*Your task*. For this exercise, restate the data below with no change at all.

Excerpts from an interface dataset
=== Section Start ===
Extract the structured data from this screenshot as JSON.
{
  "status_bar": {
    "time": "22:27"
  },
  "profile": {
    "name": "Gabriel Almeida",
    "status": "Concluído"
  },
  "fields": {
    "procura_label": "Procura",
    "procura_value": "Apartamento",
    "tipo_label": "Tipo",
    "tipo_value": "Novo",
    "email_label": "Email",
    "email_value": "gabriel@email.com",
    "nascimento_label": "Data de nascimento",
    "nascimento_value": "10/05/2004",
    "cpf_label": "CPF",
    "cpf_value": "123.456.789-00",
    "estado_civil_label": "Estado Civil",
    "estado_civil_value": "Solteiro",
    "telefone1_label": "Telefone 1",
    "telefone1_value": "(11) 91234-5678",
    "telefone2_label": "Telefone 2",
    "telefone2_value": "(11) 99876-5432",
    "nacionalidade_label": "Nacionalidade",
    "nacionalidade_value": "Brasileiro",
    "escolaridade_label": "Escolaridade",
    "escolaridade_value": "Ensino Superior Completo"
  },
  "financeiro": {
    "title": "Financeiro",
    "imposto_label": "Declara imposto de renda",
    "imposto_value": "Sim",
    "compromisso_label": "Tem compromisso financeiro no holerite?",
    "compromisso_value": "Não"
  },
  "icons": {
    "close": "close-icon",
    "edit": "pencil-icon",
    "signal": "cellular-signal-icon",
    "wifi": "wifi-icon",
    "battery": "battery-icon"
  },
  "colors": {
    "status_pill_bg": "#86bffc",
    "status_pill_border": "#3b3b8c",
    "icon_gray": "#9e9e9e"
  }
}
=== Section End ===
*Written answer*.
Extract the structured data from this screenshot as JSON.
{
  "status_bar": {
    "time": "22:27"
  },
  "profile": {
    "name": "Gabriel Almeida",
    "status": "Concluído"
  },
  "fields": {
    "procura_label": "Procura",
    "procura_value": "Apartamento",
    "tipo_label": "Tipo",
    "tipo_value": "Novo",
    "email_label": "Email",
    "email_value": "gabriel@email.com",
    "nascimento_label": "Data de nascimento",
    "nascimento_value": "10/05/2004",
    "cpf_label": "CPF",
    "cpf_value": "123.456.789-00",
    "estado_civil_label": "Estado Civil",
    "estado_civil_value": "Solteiro",
    "telefone1_label": "Telefone 1",
    "telefone1_value": "(11) 91234-5678",
    "telefone2_label": "Telefone 2",
    "telefone2_value": "(11) 99876-5432",
    "nacionalidade_label": "Nacionalidade",
    "nacionalidade_value": "Brasileiro",
    "escolaridade_label": "Escolaridade",
    "escolaridade_value": "Ensino Superior Completo"
  },
  "financeiro": {
    "title": "Financeiro",
    "imposto_label": "Declara imposto de renda",
    "imposto_value": "Sim",
    "compromisso_label": "Tem compromisso financeiro no holerite?",
    "compromisso_value": "Não"
  },
  "icons": {
    "close": "close-icon",
    "edit": "pencil-icon",
    "signal": "cellular-signal-icon",
    "wifi": "wifi-icon",
    "battery": "battery-icon"
  },
  "colors": {
    "status_pill_bg": "#86bffc",
    "status_pill_border": "#3b3b8c",
    "icon_gray": "#9e9e9e"
  }
}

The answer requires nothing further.